SCALZI (dejected): I know.
STRAÜMANN: Seriously, what were you thinking.
SCALZI: But that’s my point! I want to get professional editing and copy editing and book design and cover art, but I just can’t afford it.
STRAÜMANN (smiles): Scalzi, you naive fool. Don’t you realize that thanks to the current economy we live in, editors and copy editors and artists are desperately looking for work! Surely some of them will work for almost nothing! Scratch that — they’ll work for exactly nothing!
SCALZI: Is that ethical? To get work from people without paying them?
STRAÜMANN: Of course it is. They’ll profit from the exposure.
SCALZI: I don’t think a printer is going to want to be paid in exposure.
STRAÜMANN: Then release the book electronically to skip on all those printing costs!
SCALZI: Yes! And then sell it for a reasonable price!
STRAÜMANN (shrugs): Well, do what you want. I’ll be getting it off a torrent.
STRAÜMANN (brandishing his electronic reader): I paid $300 for this thing! Honestly, how much do you expect me to pay to fill it?
SCALZI: So, pay people nothing to help me create a book I make nothing on, for people who will refuse to pay for it.
STRAÜMANN: I wouldn’t put it that way. But yes.
STRAÜMANN and SCALZI stand for a moment, silent.
SCALZI: I’m trying to remember if you voted for Obama.
STRAÜMANN (snorts): As if I’d vote for a Communist.
SEVERAL MONTHS have passed. SCENE OPENS on STRAÜMANN and SCALZI, standing.
STRAÜMANN: Dude, where the fuck is that sequel? I’m dying over here.

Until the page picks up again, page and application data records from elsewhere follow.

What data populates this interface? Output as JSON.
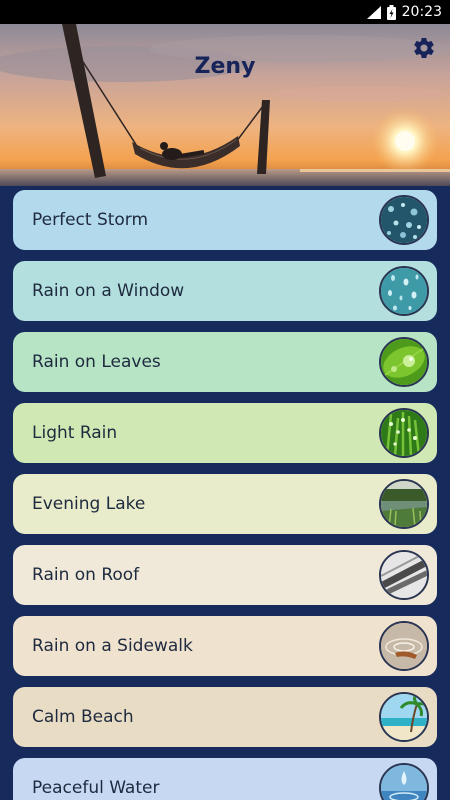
{
  "status_bar": {
    "time": "20:23",
    "icons": [
      "signal-icon",
      "battery-icon"
    ]
  },
  "app": {
    "title": "Zeny",
    "settings_icon": "gear-icon",
    "header_image": "sunset-hammock-photo"
  },
  "colors": {
    "background": "#172a5c",
    "title": "#17245a"
  },
  "sounds": [
    {
      "label": "Perfect Storm",
      "color": "#b3d9ec",
      "thumbnail": "storm-drops-thumb"
    },
    {
      "label": "Rain on a Window",
      "color": "#b3e0de",
      "thumbnail": "window-drops-thumb"
    },
    {
      "label": "Rain on Leaves",
      "color": "#b8e4c6",
      "thumbnail": "leaf-drop-thumb"
    },
    {
      "label": "Light Rain",
      "color": "#d0e9b4",
      "thumbnail": "grass-dew-thumb"
    },
    {
      "label": "Evening Lake",
      "color": "#e8ecca",
      "thumbnail": "lake-reeds-thumb"
    },
    {
      "label": "Rain on Roof",
      "color": "#f0e8d8",
      "thumbnail": "roof-thumb"
    },
    {
      "label": "Rain on a Sidewalk",
      "color": "#efe2cf",
      "thumbnail": "puddle-thumb"
    },
    {
      "label": "Calm Beach",
      "color": "#e9dcc4",
      "thumbnail": "beach-palm-thumb"
    },
    {
      "label": "Peaceful Water",
      "color": "#c6d8f2",
      "thumbnail": "water-drop-thumb"
    }
  ]
}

SCALZI: Well, I was going to write it, but when I tried to find editors and artists to work on it for free, I kind of hit a road block. The ones who were good wouldn’t work for free, and the ones that were free weren’t good.

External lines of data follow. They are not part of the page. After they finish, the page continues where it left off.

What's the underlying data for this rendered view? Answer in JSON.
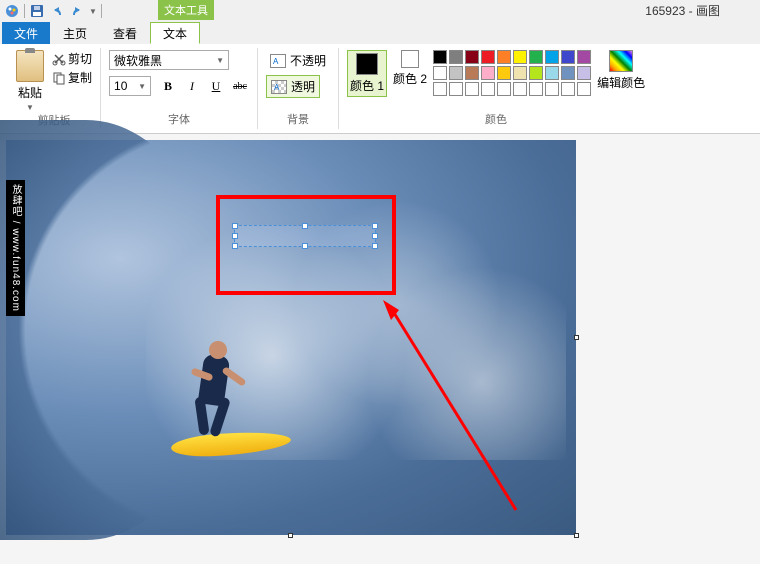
{
  "title": "165923 - 画图",
  "context_tab_label": "文本工具",
  "tabs": {
    "file": "文件",
    "home": "主页",
    "view": "查看",
    "text": "文本"
  },
  "clipboard": {
    "paste": "粘贴",
    "cut": "剪切",
    "copy": "复制",
    "group": "剪贴板"
  },
  "font": {
    "name": "微软雅黑",
    "size": "10",
    "bold": "B",
    "italic": "I",
    "underline": "U",
    "strike": "abc",
    "group": "字体"
  },
  "bg": {
    "opaque": "不透明",
    "transparent": "透明",
    "group": "背景"
  },
  "colors": {
    "color1": "颜色 1",
    "color2": "颜色 2",
    "edit": "编辑颜色",
    "group": "颜色",
    "c1_hex": "#000000",
    "c2_hex": "#ffffff",
    "palette": [
      [
        "#000000",
        "#7f7f7f",
        "#880015",
        "#ed1c24",
        "#ff7f27",
        "#fff200",
        "#22b14c",
        "#00a2e8",
        "#3f48cc",
        "#a349a4"
      ],
      [
        "#ffffff",
        "#c3c3c3",
        "#b97a57",
        "#ffaec9",
        "#ffc90e",
        "#efe4b0",
        "#b5e61d",
        "#99d9ea",
        "#7092be",
        "#c8bfe7"
      ],
      [
        "#ffffff",
        "#ffffff",
        "#ffffff",
        "#ffffff",
        "#ffffff",
        "#ffffff",
        "#ffffff",
        "#ffffff",
        "#ffffff",
        "#ffffff"
      ]
    ]
  },
  "watermark": "放肆吧 / www.fun48.com"
}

STRAÜMANN (rolls his eyes): Well, duh. I could have told you that.
STRAÜMANN: But that’s not important now. What’s important is that we get you writing again.
SCALZI: But I don’t have the money to make another book with professional help, and I don’t have the time to make another book on my own.
STRAÜMANN: As it happens, I have a solution for you. And look, here she is.
ENTER KRISTINE SCALZI from STAGE LEFT.
STRAÜMANN: Mrs. Scalzi, a word, please.
STRAÜMANN: As you may know, your husband is a writer. But he is finding it difficult to do writing recently because of issues of cost and time. I know that you are the organized, financially-minded person in your relationship, so allow me to suggest to you that you become his publisher. While he writes, you locate and pay for an editor, a copy editor, a cover artist, a book designer, a publicist, a printer and a distributor. This will leave him free to focus on his craft, and the sequel I so desire.
KRISTINE: I see. And you propose I fund these people how?
STRAÜMANN: Well, I’m sure I don’t know, Mrs. Scalzi, but I have faith in your ability to do so.
KRISTINE: So to recap, you want me to quit my full-time job and devote all my time to my husband’s career.
STRAÜMANN: Of course not! I never said for you to quit your job. You need the health insurance.
KRISTINE: Ah. Could you come over here for just a second?
STRAÜMANN (walks toward KRISTINE): Yes?
KRISTINE clocks STRAÜMANN in the head, stunning him, then rips off his testicles, stuffs them into his mouth and sets him on fire while he chokes on them. STRAÜMANN dies.
KRISTINE (to SCALZI): You. Find a fucking publisher.
SCALZI: Yes, dear.